Cancer-associated stroma affects FDG uptake in experimental carcinomas. Implications for FDG-PET delineation of radiotherapy target
- First Online:
- Cite this article as:
- Farace, P., D’Ambrosio, D., Merigo, F. et al. Eur J Nucl Med Mol Imaging (2009) 36: 616. doi:10.1007/s00259-008-1012-x
- 144 Views
To analyse the influence of cancer-associated stroma on FDG-uptake in two carcinoma models characterized by different stromal degrees.
Eight nude mice were subcutaneously injected with DU-145 prostate cancer cells or BXPC-3 pancreatic cancer cells, and underwent FDG-PET imaging about 2 weeks after implantation. After the mice were killed, histology, and CD31 and GLUT1 immunohistochemistry were performed. To further evaluate the highly stromalized carcinoma using perfusion-sensitive imaging, four BXPC-3 tumours underwent two successive albumin-binding (MS-325) MRI scans during tumour growth.
FDG uptake was significantly higher in the DU-145 than in the BXPC-3 tumours, which were hardly distinguishable from adjacent normal tissue. In the BXPC-3 tumours, histology confirmed the widespread presence of aberrant infiltrated stroma, embedded with numerous vessels marked by CD31. In both tumour types, the stromal matrix was negative for GLUT1. In DU-145 tumour cells, GLUT1 immunostaining was greater than in BXPC-3 tumour cells, but not homogeneously, since it was less evident in the tumour cells which were nearer to vessels and stroma. Finally, MS-325 MRI always clearly showed areas of enhancement in the BXPC-3 tumours.

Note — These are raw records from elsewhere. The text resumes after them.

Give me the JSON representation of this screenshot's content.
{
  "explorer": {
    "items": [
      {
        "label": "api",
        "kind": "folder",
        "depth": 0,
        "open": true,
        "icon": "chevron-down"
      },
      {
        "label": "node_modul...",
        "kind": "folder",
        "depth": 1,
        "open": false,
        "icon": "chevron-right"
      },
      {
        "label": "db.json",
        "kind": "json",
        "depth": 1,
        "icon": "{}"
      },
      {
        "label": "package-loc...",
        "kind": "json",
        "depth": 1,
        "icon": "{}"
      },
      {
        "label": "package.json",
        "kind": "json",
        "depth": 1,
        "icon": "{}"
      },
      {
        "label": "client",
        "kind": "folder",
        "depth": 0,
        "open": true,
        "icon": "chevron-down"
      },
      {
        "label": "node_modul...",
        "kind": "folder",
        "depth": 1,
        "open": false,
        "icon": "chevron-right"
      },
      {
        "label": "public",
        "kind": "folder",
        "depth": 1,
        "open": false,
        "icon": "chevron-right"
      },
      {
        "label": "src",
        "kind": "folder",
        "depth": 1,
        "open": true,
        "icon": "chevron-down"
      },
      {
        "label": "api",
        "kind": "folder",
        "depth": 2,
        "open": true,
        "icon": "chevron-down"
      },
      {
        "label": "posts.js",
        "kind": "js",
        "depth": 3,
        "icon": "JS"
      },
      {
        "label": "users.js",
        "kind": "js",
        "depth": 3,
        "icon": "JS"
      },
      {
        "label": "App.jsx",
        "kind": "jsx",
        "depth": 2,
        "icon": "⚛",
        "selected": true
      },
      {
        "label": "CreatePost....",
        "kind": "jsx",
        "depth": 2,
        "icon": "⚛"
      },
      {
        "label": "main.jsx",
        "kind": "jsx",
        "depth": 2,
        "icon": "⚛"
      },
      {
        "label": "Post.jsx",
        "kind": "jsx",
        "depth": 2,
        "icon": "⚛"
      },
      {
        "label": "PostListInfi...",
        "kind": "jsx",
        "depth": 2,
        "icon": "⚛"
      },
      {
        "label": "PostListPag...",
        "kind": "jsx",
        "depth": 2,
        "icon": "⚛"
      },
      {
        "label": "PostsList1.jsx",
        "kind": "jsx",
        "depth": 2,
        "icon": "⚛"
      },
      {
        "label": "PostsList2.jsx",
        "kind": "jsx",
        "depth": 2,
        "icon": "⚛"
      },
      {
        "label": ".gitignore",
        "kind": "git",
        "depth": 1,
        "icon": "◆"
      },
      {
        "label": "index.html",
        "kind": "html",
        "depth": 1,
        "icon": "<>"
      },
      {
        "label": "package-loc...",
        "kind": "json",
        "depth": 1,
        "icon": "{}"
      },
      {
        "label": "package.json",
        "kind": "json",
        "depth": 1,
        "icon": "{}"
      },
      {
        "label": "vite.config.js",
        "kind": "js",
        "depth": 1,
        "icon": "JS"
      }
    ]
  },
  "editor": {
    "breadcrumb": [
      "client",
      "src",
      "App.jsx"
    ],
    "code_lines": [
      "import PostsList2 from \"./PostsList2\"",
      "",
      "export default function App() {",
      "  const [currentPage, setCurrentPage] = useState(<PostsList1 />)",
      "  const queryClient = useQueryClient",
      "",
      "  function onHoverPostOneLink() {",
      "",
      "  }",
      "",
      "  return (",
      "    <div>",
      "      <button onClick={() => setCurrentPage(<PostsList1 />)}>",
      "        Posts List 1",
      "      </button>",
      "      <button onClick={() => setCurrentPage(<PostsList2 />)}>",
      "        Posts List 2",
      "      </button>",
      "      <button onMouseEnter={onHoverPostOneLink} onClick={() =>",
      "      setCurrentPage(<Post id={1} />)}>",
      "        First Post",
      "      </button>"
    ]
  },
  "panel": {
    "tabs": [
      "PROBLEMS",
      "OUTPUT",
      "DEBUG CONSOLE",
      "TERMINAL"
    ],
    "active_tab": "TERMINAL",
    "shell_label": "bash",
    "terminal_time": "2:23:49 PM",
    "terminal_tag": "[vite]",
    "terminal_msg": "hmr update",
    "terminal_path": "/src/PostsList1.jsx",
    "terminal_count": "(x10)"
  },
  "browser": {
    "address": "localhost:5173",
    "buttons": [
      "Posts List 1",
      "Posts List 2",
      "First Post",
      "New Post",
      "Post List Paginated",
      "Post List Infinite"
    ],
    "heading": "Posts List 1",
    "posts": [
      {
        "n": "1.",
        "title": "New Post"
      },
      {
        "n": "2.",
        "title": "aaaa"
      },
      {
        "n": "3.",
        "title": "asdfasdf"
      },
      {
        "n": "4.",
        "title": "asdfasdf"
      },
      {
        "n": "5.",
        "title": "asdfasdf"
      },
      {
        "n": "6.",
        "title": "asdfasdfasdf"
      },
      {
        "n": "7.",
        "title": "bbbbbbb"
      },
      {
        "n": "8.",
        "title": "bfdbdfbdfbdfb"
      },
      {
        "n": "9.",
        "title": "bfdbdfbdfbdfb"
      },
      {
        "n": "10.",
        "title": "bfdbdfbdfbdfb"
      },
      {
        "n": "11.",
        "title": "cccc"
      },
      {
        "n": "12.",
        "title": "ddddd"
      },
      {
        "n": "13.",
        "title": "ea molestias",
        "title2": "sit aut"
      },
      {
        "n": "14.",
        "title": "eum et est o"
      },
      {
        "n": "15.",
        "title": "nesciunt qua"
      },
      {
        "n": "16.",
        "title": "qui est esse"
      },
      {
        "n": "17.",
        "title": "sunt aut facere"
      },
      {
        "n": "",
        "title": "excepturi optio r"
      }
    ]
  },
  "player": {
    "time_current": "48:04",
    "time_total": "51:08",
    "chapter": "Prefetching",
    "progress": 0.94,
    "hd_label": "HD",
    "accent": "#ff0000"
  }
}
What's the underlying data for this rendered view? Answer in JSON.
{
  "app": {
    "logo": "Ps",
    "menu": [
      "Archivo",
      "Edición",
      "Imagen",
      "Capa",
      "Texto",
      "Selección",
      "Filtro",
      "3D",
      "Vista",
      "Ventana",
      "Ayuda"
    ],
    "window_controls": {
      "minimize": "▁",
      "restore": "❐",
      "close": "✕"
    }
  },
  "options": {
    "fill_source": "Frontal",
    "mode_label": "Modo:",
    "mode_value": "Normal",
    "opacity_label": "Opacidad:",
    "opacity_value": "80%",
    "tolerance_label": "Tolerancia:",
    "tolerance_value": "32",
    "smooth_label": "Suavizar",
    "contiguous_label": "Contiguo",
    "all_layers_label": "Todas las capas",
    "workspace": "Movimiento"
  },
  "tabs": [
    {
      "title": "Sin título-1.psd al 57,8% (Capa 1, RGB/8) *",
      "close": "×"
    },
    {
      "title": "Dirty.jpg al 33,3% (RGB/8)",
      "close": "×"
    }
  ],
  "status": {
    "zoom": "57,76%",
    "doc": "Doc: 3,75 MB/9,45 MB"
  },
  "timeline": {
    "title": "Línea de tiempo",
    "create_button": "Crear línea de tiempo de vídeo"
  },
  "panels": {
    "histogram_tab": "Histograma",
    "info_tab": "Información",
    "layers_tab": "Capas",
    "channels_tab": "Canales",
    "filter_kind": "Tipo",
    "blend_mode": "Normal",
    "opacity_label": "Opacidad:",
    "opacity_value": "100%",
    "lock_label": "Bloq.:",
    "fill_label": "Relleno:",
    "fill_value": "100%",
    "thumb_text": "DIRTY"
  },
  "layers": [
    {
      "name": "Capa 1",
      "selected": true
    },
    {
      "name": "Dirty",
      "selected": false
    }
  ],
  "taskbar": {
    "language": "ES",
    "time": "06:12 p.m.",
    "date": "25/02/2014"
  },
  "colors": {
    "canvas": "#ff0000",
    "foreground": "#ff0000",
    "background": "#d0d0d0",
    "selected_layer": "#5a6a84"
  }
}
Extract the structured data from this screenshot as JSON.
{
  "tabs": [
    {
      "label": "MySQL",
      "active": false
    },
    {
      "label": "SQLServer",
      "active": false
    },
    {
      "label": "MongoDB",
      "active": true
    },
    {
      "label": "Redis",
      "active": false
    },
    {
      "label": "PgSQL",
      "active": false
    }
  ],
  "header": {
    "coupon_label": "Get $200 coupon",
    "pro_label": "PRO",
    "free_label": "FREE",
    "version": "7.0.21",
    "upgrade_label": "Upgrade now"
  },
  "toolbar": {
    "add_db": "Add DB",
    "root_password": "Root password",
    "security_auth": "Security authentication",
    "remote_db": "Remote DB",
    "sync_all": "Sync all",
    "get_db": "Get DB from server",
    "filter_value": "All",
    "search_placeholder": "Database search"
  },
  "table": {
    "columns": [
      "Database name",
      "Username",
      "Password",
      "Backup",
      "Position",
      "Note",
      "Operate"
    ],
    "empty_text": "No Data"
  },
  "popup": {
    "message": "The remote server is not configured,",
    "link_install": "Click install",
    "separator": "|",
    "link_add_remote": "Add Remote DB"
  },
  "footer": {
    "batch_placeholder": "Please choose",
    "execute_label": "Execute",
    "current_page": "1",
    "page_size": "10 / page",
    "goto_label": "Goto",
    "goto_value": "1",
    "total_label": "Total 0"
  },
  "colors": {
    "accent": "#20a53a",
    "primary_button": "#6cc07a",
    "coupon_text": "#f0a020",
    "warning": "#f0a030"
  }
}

Cancer-associated stroma has been reported to be capable of aerobic metabolism with low glucose consumption. Furthermore, it has been proposed that regions with high vascular perfusion exhibit a significantly lower FDG uptake, suggesting some vascular/metabolic reciprocity. Since our results are consistent with these recent findings, they signal a risk of tumour volume underestimation in radiotherapy if FDG uptake alone is used for target delineation of carcinomas, which suggests that additional evaluation should be performed using vasculature/perfusion-sensitive imaging.